The ‘sacred’ were the ones who were prepped for the sacrifice—they were usually beautiful people, worshipped for a while, treated like Royalty for a while, made the object of envy and then made to carry the sins of the rest of the people. At the end of their allotted period in the Sun, they were sacrificed so that the sins of the community could be destroyed. For a long time the Kings and royalty embodied the excellence, the beauty, power and intelligence all aspired to. When the royal traditions were destroyed by bourgeois modernity the world needed new models of excellence. The world briefly alighted on the ‘rich and famous’ and what is extraordinary is that some of these frail, all too human, human beings carried the burden with grace and intelligence. Nevertheless, it cannot last.

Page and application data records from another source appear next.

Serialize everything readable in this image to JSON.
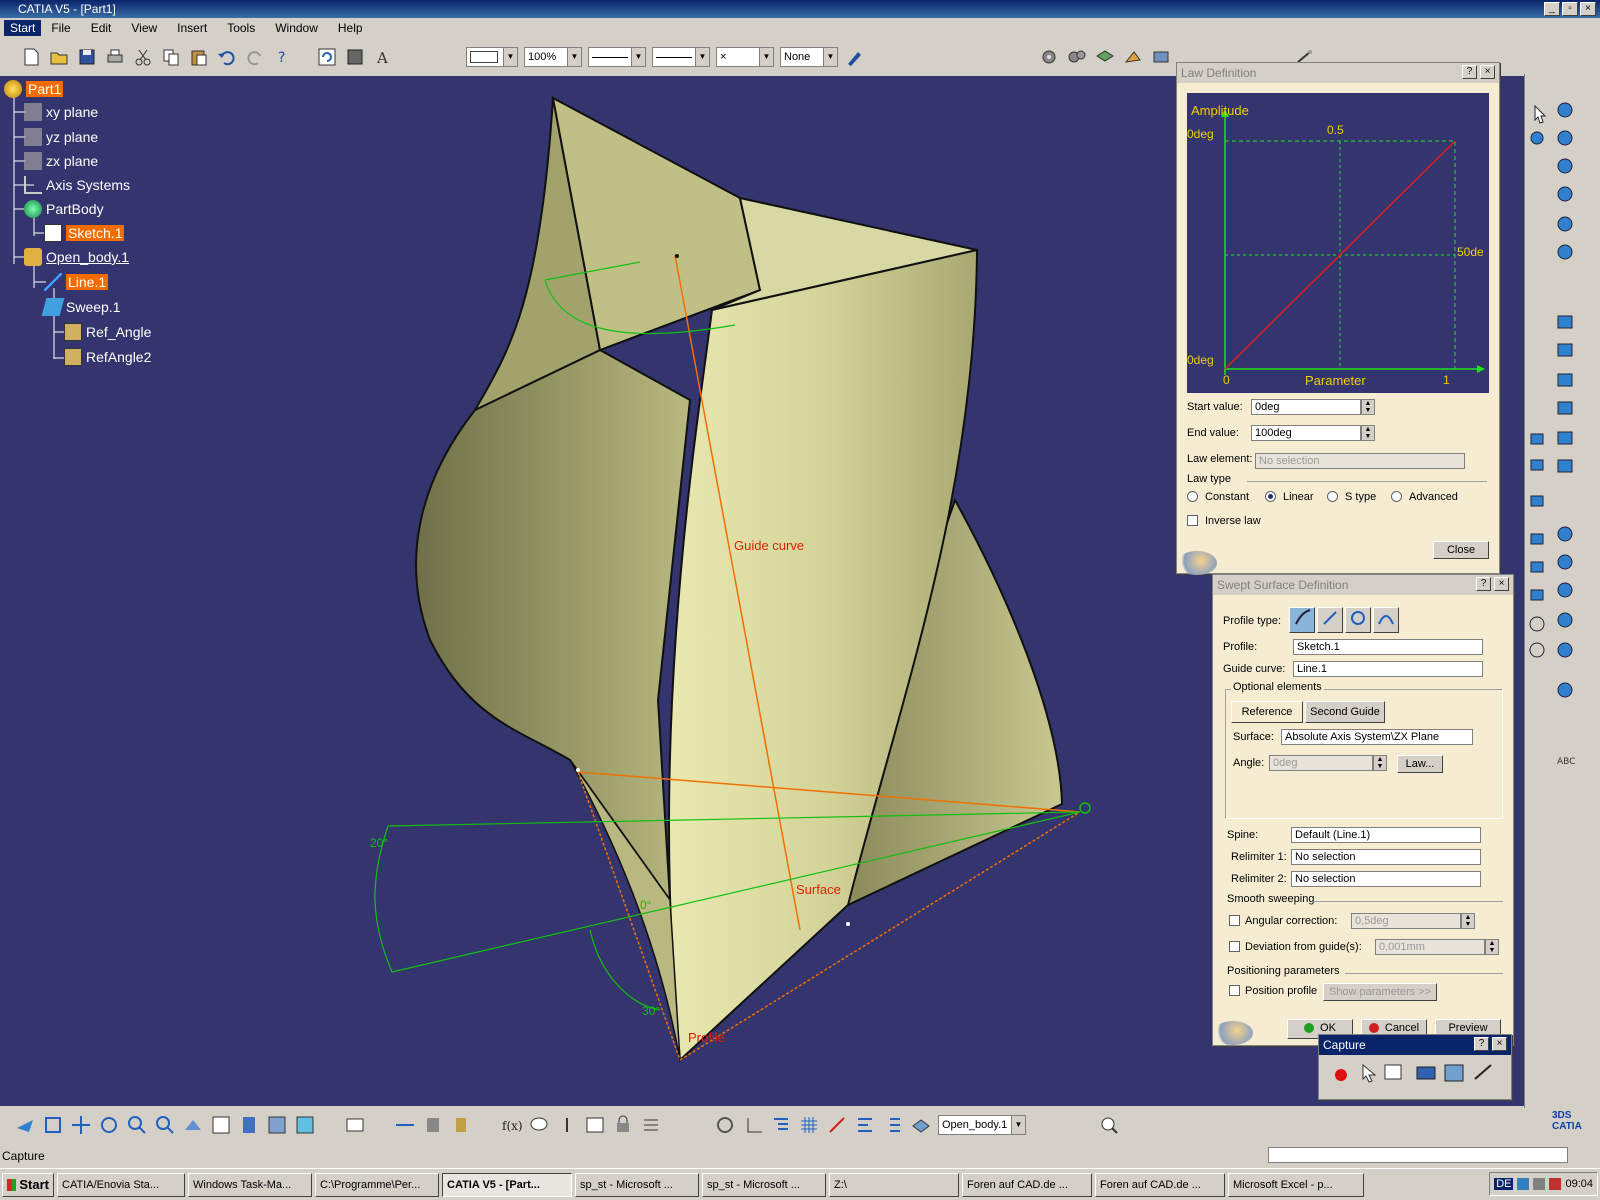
{
  "window": {
    "title": "CATIA V5 - [Part1]"
  },
  "menu": [
    "Start",
    "File",
    "Edit",
    "View",
    "Insert",
    "Tools",
    "Window",
    "Help"
  ],
  "toolbar": {
    "zoom_value": "100%",
    "layer_value": "None"
  },
  "tree": {
    "root": "Part1",
    "items": [
      "xy plane",
      "yz plane",
      "zx plane",
      "Axis Systems",
      "PartBody",
      "Sketch.1",
      "Open_body.1",
      "Line.1",
      "Sweep.1",
      "Ref_Angle",
      "RefAngle2"
    ]
  },
  "viewport": {
    "labels": {
      "guide": "Guide curve",
      "surface": "Surface",
      "profile": "Profile",
      "angle1": "20°",
      "angle2": "0°",
      "angle3": "30°"
    }
  },
  "law_dialog": {
    "title": "Law Definition",
    "graph": {
      "ylabel": "Amplitude",
      "xlabel": "Parameter",
      "y_top": "0deg",
      "y_bottom": "0deg",
      "x_start": "0",
      "x_mid": "0.5",
      "x_end": "1",
      "y_mid": "50de"
    },
    "start_label": "Start value:",
    "start_value": "0deg",
    "end_label": "End value:",
    "end_value": "100deg",
    "law_element_label": "Law element:",
    "law_element_placeholder": "No selection",
    "law_type_label": "Law type",
    "types": [
      "Constant",
      "Linear",
      "S type",
      "Advanced"
    ],
    "selected_type": "Linear",
    "inverse_label": "Inverse law",
    "close_label": "Close"
  },
  "swept_dialog": {
    "title": "Swept Surface Definition",
    "profile_type_label": "Profile type:",
    "profile_label": "Profile:",
    "profile_value": "Sketch.1",
    "guide_label": "Guide curve:",
    "guide_value": "Line.1",
    "optional_label": "Optional elements",
    "tabs": [
      "Reference",
      "Second Guide"
    ],
    "surface_label": "Surface:",
    "surface_value": "Absolute Axis System\\ZX Plane",
    "angle_label": "Angle:",
    "angle_value": "0deg",
    "law_button": "Law...",
    "spine_label": "Spine:",
    "spine_value": "Default (Line.1)",
    "relim1_label": "Relimiter 1:",
    "relim1_value": "No selection",
    "relim2_label": "Relimiter 2:",
    "relim2_value": "No selection",
    "smooth_label": "Smooth sweeping",
    "angular_label": "Angular correction:",
    "angular_value": "0,5deg",
    "deviation_label": "Deviation from guide(s):",
    "deviation_value": "0,001mm",
    "positioning_label": "Positioning parameters",
    "position_profile_label": "Position profile",
    "show_params": "Show parameters >>",
    "ok": "OK",
    "cancel": "Cancel",
    "preview": "Preview"
  },
  "capture_dialog": {
    "title": "Capture"
  },
  "bottom_toolbar": {
    "current_body": "Open_body.1"
  },
  "status": {
    "text": "Capture"
  },
  "taskbar": {
    "start": "Start",
    "tasks": [
      "CATIA/Enovia Sta...",
      "Windows Task-Ma...",
      "C:\\Programme\\Per...",
      "CATIA V5 - [Part...",
      "sp_st - Microsoft ...",
      "sp_st - Microsoft ...",
      "Z:\\",
      "Foren auf CAD.de ...",
      "Foren auf CAD.de ...",
      "Microsoft Excel - p..."
    ],
    "active_index": 3,
    "lang": "DE",
    "clock": "09:04"
  },
  "colors": {
    "viewport_bg": "#34346e",
    "surface": "#c8c88a",
    "highlight": "#f26c00",
    "dialog_bg": "#f5ecd2"
  }
}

Eventually the world will need other models of excellence and divinity.
So, it appears that at least some of the rich and famous deal with resentment by treating it with the contempt it deserves. They take the advice of religion and they do not cast their pearls before swine, as they know that the swine will turn on them and trample them underfoot if they do. This group of the rich and famous seems to have somehow learned the religious lesson concerning deflection of resentment. Other rich and famous people use all kinds of distancing mechanisms to separate themselves from the rich so that they can be treated just like anyone else.
Again, however, these strategies cannot last. As Nietzsche said, resentment is intimately bound up with the religious sense so it needs a religious solution. Individuals need to treat resentment with contempt (i.e. follow Jesus’ advice to not cast your pearls before swine) but societies need some longer-term solution, some way of channeling resentment into socially useful directions. If that is not attempted then those unscrupulous politicians will step into the breach and transform the sentiments of envy and fear of excellence into murderous hatred.